Moral Ambiguity: a lack of certainty about whether something is right or wrong
Immoral: not conforming to accepted standards of morality. Knowing the difference between right and wrong, and doing ‘wrong’ anyway.
In general, I find a morally ambiguous villain compelling, and far more interesting than an immoral one.
In recent years, there has been an increase in morally ambiguous characters in literature and film. Some believe this will cause a blurring of morals in younger generations while others believe it provides a more realistic view of real life, villainy and immorality. There’s the idea that a sympathetic villain will encourage immoral behavior. However, I would argue that while some might cheer for the sympathetic villain, they ultimately lose in some respect.

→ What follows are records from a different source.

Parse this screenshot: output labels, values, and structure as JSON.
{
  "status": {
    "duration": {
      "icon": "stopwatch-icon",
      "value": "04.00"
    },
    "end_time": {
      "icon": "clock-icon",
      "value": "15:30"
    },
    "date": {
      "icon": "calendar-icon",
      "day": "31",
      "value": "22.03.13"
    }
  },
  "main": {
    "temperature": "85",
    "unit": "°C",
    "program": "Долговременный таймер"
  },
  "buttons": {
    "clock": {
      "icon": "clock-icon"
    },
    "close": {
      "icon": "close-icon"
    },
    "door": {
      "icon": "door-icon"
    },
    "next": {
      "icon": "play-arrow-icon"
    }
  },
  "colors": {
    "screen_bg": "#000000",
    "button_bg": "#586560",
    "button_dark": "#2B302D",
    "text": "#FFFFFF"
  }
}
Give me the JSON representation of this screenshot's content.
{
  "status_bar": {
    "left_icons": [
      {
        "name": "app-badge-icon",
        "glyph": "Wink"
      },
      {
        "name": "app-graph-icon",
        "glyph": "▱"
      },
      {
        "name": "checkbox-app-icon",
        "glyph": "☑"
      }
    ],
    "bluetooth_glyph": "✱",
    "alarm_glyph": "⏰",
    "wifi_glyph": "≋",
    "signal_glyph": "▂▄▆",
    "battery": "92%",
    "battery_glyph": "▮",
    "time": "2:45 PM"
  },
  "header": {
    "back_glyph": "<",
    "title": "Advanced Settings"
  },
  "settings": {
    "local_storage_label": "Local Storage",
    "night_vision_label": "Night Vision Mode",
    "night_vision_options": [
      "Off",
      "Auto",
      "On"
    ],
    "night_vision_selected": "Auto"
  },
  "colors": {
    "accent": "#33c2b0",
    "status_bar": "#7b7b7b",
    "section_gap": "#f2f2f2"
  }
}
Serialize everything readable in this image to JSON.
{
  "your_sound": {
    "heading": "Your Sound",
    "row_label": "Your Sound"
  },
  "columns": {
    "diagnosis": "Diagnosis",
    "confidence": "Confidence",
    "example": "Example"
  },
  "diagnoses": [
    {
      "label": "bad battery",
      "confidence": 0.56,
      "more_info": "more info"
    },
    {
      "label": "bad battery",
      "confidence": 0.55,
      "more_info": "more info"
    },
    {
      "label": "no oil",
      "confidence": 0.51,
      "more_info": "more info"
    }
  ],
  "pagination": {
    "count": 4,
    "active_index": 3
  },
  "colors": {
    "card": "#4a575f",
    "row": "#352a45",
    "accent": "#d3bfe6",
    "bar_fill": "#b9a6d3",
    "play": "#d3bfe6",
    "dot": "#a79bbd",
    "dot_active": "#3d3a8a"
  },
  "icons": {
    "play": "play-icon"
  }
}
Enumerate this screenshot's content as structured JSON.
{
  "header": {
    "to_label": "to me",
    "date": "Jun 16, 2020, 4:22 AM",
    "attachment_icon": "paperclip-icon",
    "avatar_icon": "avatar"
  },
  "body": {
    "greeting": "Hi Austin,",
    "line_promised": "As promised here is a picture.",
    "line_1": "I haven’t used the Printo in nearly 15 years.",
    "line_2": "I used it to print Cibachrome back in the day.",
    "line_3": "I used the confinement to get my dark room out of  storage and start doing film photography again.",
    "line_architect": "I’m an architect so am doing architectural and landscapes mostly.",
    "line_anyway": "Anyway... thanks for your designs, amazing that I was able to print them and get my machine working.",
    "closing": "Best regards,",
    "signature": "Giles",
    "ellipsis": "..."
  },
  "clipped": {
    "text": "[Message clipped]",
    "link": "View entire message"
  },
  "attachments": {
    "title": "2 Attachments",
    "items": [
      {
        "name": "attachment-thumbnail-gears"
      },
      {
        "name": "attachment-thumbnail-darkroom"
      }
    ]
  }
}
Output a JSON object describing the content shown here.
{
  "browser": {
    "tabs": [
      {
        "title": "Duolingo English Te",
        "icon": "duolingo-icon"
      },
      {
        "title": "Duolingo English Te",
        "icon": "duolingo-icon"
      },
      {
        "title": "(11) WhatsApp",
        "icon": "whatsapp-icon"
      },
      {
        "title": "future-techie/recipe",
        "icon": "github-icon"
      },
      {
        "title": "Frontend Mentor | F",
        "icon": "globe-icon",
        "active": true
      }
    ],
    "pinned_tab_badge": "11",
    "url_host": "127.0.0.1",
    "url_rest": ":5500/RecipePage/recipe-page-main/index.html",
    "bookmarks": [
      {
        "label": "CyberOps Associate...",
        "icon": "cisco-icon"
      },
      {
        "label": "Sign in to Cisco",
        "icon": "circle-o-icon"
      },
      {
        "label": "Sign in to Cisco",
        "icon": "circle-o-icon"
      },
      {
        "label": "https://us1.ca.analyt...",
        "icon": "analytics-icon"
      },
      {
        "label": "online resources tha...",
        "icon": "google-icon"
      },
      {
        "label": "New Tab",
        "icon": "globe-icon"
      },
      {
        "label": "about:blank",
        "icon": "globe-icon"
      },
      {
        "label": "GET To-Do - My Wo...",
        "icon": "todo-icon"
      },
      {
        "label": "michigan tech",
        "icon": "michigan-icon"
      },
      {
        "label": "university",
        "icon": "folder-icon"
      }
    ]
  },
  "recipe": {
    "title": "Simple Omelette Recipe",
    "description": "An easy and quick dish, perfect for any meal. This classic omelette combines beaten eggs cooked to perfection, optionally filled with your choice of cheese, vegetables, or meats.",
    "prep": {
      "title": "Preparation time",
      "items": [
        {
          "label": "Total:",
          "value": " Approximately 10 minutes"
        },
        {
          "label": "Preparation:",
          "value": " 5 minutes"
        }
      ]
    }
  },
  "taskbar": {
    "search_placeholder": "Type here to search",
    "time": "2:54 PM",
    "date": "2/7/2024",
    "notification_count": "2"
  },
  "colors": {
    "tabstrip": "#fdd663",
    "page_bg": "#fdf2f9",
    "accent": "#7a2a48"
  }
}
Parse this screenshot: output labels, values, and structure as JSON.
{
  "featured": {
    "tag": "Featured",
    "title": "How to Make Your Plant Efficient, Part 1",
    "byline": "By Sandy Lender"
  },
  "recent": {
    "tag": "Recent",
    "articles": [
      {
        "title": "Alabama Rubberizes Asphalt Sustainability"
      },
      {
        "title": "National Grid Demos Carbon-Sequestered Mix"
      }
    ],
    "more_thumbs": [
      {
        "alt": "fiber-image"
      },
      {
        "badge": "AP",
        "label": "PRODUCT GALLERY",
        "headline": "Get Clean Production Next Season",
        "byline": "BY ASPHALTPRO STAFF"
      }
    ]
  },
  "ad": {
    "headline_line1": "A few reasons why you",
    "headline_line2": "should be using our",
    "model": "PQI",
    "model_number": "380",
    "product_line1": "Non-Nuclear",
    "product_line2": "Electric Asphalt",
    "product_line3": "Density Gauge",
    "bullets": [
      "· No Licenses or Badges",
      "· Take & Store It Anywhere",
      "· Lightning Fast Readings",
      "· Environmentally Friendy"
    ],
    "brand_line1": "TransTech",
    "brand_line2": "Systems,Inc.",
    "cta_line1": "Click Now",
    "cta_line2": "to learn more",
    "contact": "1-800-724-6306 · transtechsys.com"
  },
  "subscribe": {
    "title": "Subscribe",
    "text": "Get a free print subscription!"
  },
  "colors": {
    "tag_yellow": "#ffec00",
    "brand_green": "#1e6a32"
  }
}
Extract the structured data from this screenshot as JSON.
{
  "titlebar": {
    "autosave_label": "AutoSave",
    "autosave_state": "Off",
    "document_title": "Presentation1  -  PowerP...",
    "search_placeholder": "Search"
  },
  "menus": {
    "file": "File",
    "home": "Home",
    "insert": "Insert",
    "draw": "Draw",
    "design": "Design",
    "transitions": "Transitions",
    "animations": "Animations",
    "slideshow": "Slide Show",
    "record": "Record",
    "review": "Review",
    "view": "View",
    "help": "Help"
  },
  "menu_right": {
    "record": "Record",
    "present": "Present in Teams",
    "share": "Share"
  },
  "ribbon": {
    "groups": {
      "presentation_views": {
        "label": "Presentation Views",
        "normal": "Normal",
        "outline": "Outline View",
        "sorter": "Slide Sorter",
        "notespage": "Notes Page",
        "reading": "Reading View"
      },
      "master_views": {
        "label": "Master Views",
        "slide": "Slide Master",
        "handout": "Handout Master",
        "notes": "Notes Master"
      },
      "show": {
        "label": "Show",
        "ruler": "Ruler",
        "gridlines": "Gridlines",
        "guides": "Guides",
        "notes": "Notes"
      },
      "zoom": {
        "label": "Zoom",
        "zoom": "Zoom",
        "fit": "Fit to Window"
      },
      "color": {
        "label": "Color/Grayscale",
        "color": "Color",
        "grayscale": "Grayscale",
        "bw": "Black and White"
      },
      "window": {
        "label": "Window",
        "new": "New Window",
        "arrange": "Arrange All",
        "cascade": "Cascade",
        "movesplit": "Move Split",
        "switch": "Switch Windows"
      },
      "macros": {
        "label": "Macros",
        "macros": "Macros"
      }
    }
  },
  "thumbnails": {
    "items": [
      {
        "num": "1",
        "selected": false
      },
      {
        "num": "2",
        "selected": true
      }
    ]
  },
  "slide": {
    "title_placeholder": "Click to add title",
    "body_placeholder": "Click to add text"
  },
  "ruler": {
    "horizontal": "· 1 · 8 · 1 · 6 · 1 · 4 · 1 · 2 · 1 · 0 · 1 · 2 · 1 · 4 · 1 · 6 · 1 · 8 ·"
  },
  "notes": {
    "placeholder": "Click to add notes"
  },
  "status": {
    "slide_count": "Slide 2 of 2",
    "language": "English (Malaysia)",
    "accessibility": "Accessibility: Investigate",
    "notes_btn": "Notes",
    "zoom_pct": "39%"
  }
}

To keep stories interesting, there needs to be a depiction of consequences, some sort of opposition for immorality. After all, moral ambiguity is relatable. With morals that are black and white, there's often a sense of guilt for not being able to adhere to that image, and moral ambiguity reflects the real life insecurity of right and wrong. Watching or reading as characters struggle with situations that lack clear-cut answers allows us to work through our own moral dilemmas.
Some believe that more and more people have lost their moral compass, which is dangerous in relation to morally ambiguous or immoral characters. If you’re unable to discern right from wrong, how will you understand the complex moral dilemmas shown?
I think the anti-hero gives us hope, it shows us that anyone is capable of heroics. The same can be said for morally ambiguous villains, as it shows how easy it can be for an average person to become the "bad guy." Sympathetic villains, or villains we love, are understandable. Though a character's actions are villainous, we can see their motives aren’t evil, but rather that they come from a sincere place. Some recent examples of sympathetic villains in films are Maleficent and Cruella. Examples of morally ambiguous characters in more adult films are Deadpool and Venom.
A problem I’ve run into is poorly written characters attempting to be sympathetic villains. If they don’t give them redeeming qualities, they are just a villain (and an unlikable one at that.) When you make a villain your main character, you have to make them relatable in some way, otherwise the reader or viewer won’t be able to connect at all. The reader or viewer should be able to understand the logic of the character's choices up to the point of their questionable behavior and think “I don’t agree with that but I can understand why they did it."
There’s a plethora of books these days with sympathetic villains or morally ambiguous characters, it might be fun to step out of your comfort zone and check one out!
image credit: Pixabay - free image